Imaged Capillary Isoelectric Focusing for Charge-Variant Analysis of Biopharmaceuticals

    Analyzing charge variants of therapeutic proteins is critical for characterizing and monitoring quality attributes of antibodies. Charge variants include deamidation, formation of N-terminal pyroglutamate, aggregation, isomerization, sialylated glycans, antibody fragmentation, and glycation at the lysine residues. In some cases, such changes affect binding, biological activity, patient safety, and shelf life. The biopharmaceutical industry relies on tools such as ion-exchange chromatography (IEC), isoelectric-focusing gel electrophoresis (IEF), and capillary equivalents such as capillary isoelectric focusing (CIEF) and imaged CIEF (iCIEF)…

Limited Analytical Technologies Are Inhibiting Industry Growth
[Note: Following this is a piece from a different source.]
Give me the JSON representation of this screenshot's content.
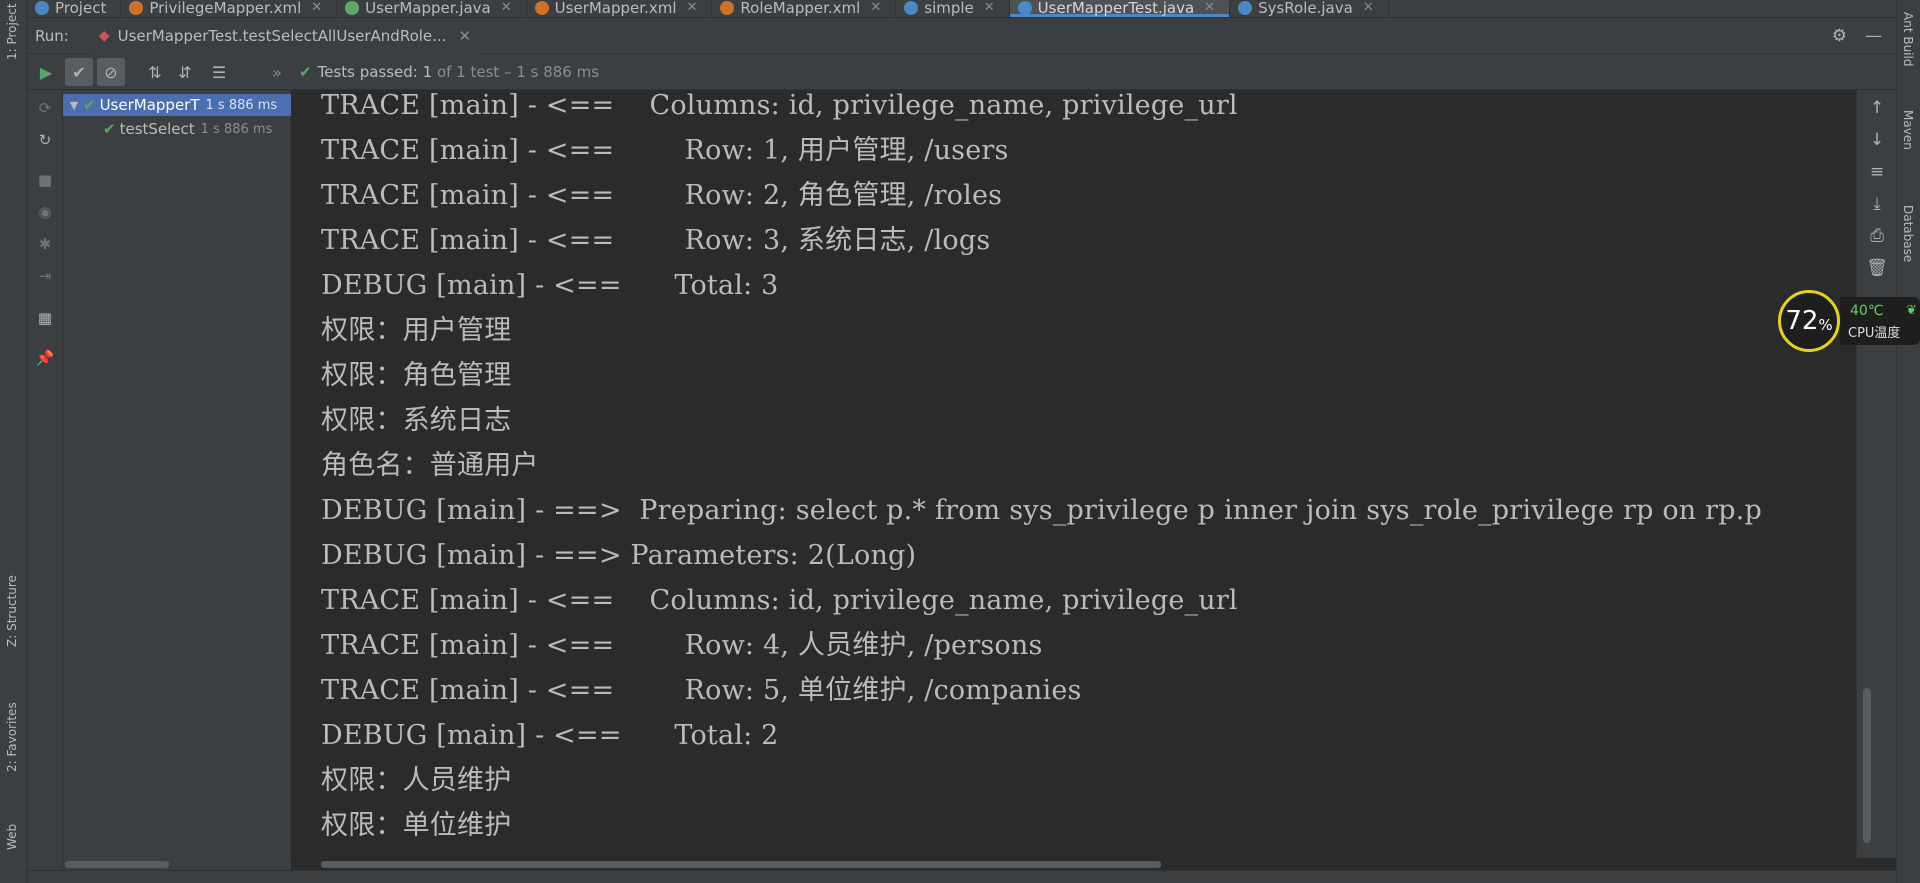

    Progress in the development of bioprocessing-related assays and analytical instrumentation has not kept up with industry demands. The industry wants analytical technologies (especially for single use) to help improve productivity, optimize and monitor processes, provide real-time product quality control, and characterize biosimilars. These trends are reflected in our recent survey data. Over 30% of biopharmaceutical manufacturers and contract manufacturing organizations (CMOs) have expressed demands for improved assays and analytical equipment (1). BioPlan Associates’ eighth annual survey of biopharmaceutical…

Implementation of the ASTM Standard for Manufacturing Systems Verification

In 2007, ASTM International (ASTM), formerly known as the American Society for Testing and Materials, published its “E2500-07” international industry consensus standard for conducting a risk-based design and qualification of good manufacturing practice (GMP) manufacturing systems (1). This guide incorporates risk- and science-based practices to focus on critical aspects affecting equipment systems throughout their design–qualification–operation lifecycle. Presentations at recent PDA and ISPE annual meetings indicate that the bioprocess industry is embracing E2500 to improve system designs and reduce costly validations.…

Comparing H1N1 Virus Quantification with a Unique Flow Cytometer and Quantitative PCR

    A novel influenza A (H1N1) virus was discovered in Mexico in early 2009 (1). Infections from this strain led to declaration of a pandemic midyear, with about 61 million patients and 13,000 deaths reported by the US Centers for Disease Control (2). Although the pandemic officially ended in August 2010 (3), vaccines are still in demand to protect people against the H1N1 strain that is now expected to circulate seasonally for years to come. To best respond to…

Distinctions Between Analytical and Bioanalytical Test Methods

Analytical methods used for characterization, release, and stability testing of biotechnological/biological products are often automatically referred to as “bioanalytical” methods by some in the field. Many times the term is used to distinguish between test methods applied to small-molecule chemical products and those for macromolecular, biologically based products. It seems sensible enough: We use analytical methods to test chemical pharmaceutical products, so aren’t test methods used for biopharmaceutical products therefore bioanalytical methods? Any way, who cares whether the term is…